WHAT YOU WILL DO -> Once you have read the records below, restate them word for word.

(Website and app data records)
-*-

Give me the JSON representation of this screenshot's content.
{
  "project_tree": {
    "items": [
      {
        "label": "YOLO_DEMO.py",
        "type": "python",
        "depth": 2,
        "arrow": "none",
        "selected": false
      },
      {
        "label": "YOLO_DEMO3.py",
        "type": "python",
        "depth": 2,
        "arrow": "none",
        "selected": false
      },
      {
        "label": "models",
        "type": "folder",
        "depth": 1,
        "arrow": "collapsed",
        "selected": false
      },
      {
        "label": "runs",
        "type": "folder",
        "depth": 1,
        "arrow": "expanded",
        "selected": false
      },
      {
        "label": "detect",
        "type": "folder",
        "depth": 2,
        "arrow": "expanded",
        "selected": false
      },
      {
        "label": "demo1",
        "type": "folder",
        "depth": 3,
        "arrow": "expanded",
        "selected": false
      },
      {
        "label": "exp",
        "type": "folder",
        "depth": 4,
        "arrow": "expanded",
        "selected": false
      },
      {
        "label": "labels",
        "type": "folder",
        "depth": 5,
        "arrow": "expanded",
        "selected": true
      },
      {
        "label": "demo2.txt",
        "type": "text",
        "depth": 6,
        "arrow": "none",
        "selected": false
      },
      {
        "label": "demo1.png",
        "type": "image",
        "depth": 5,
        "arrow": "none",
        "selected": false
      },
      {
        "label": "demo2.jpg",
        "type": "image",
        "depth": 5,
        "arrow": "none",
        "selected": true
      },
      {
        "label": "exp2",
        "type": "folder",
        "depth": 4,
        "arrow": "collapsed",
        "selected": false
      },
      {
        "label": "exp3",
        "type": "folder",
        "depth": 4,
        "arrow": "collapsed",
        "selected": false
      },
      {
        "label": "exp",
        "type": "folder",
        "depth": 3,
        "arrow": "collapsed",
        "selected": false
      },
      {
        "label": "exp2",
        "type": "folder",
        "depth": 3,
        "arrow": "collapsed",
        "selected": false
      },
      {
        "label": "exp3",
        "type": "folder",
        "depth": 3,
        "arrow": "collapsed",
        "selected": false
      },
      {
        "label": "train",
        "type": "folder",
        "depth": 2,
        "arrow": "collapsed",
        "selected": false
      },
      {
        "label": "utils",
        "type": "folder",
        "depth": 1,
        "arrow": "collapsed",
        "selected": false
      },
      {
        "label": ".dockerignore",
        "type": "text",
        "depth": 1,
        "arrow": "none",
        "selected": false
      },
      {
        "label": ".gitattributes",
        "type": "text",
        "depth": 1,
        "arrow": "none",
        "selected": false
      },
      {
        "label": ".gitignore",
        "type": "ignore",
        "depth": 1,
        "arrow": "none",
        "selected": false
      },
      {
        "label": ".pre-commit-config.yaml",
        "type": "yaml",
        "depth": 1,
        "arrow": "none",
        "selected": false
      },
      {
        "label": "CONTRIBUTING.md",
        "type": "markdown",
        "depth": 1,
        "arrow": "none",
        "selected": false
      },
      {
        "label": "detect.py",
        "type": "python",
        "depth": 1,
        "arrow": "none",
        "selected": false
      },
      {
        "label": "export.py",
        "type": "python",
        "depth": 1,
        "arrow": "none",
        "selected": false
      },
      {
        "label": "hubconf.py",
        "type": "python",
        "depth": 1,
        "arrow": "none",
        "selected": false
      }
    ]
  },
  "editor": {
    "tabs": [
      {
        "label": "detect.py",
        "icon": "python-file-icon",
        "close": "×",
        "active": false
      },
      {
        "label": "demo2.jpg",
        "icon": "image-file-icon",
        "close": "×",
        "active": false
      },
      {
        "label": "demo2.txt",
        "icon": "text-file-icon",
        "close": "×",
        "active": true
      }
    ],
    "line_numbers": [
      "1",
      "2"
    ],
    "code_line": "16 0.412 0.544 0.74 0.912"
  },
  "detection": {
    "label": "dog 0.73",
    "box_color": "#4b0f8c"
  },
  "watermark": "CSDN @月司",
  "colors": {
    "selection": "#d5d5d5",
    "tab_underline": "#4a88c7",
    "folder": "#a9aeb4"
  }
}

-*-

RESPONSE TO THIS TASK ->
Give me the JSON representation of this screenshot's content.
{
  "project_tree": {
    "items": [
      {
        "label": "YOLO_DEMO.py",
        "type": "python",
        "depth": 2,
        "arrow": "none",
        "selected": false
      },
      {
        "label": "YOLO_DEMO3.py",
        "type": "python",
        "depth": 2,
        "arrow": "none",
        "selected": false
      },
      {
        "label": "models",
        "type": "folder",
        "depth": 1,
        "arrow": "collapsed",
        "selected": false
      },
      {
        "label": "runs",
        "type": "folder",
        "depth": 1,
        "arrow": "expanded",
        "selected": false
      },
      {
        "label": "detect",
        "type": "folder",
        "depth": 2,
        "arrow": "expanded",
        "selected": false
      },
      {
        "label": "demo1",
        "type": "folder",
        "depth": 3,
        "arrow": "expanded",
        "selected": false
      },
      {
        "label": "exp",
        "type": "folder",
        "depth": 4,
        "arrow": "expanded",
        "selected": false
      },
      {
        "label": "labels",
        "type": "folder",
        "depth": 5,
        "arrow": "expanded",
        "selected": true
      },
      {
        "label": "demo2.txt",
        "type": "text",
        "depth": 6,
        "arrow": "none",
        "selected": false
      },
      {
        "label": "demo1.png",
        "type": "image",
        "depth": 5,
        "arrow": "none",
        "selected": false
      },
      {
        "label": "demo2.jpg",
        "type": "image",
        "depth": 5,
        "arrow": "none",
        "selected": true
      },
      {
        "label": "exp2",
        "type": "folder",
        "depth": 4,
        "arrow": "collapsed",
        "selected": false
      },
      {
        "label": "exp3",
        "type": "folder",
        "depth": 4,
        "arrow": "collapsed",
        "selected": false
      },
      {
        "label": "exp",
        "type": "folder",
        "depth": 3,
        "arrow": "collapsed",
        "selected": false
      },
      {
        "label": "exp2",
        "type": "folder",
        "depth": 3,
        "arrow": "collapsed",
        "selected": false
      },
      {
        "label": "exp3",
        "type": "folder",
        "depth": 3,
        "arrow": "collapsed",
        "selected": false
      },
      {
        "label": "train",
        "type": "folder",
        "depth": 2,
        "arrow": "collapsed",
        "selected": false
      },
      {
        "label": "utils",
        "type": "folder",
        "depth": 1,
        "arrow": "collapsed",
        "selected": false
      },
      {
        "label": ".dockerignore",
        "type": "text",
        "depth": 1,
        "arrow": "none",
        "selected": false
      },
      {
        "label": ".gitattributes",
        "type": "text",
        "depth": 1,
        "arrow": "none",
        "selected": false
      },
      {
        "label": ".gitignore",
        "type": "ignore",
        "depth": 1,
        "arrow": "none",
        "selected": false
      },
      {
        "label": ".pre-commit-config.yaml",
        "type": "yaml",
        "depth": 1,
        "arrow": "none",
        "selected": false
      },
      {
        "label": "CONTRIBUTING.md",
        "type": "markdown",
        "depth": 1,
        "arrow": "none",
        "selected": false
      },
      {
        "label": "detect.py",
        "type": "python",
        "depth": 1,
        "arrow": "none",
        "selected": false
      },
      {
        "label": "export.py",
        "type": "python",
        "depth": 1,
        "arrow": "none",
        "selected": false
      },
      {
        "label": "hubconf.py",
        "type": "python",
        "depth": 1,
        "arrow": "none",
        "selected": false
      }
    ]
  },
  "editor": {
    "tabs": [
      {
        "label": "detect.py",
        "icon": "python-file-icon",
        "close": "×",
        "active": false
      },
      {
        "label": "demo2.jpg",
        "icon": "image-file-icon",
        "close": "×",
        "active": false
      },
      {
        "label": "demo2.txt",
        "icon": "text-file-icon",
        "close": "×",
        "active": true
      }
    ],
    "line_numbers": [
      "1",
      "2"
    ],
    "code_line": "16 0.412 0.544 0.74 0.912"
  },
  "detection": {
    "label": "dog 0.73",
    "box_color": "#4b0f8c"
  },
  "watermark": "CSDN @月司",
  "colors": {
    "selection": "#d5d5d5",
    "tab_underline": "#4a88c7",
    "folder": "#a9aeb4"
  }
}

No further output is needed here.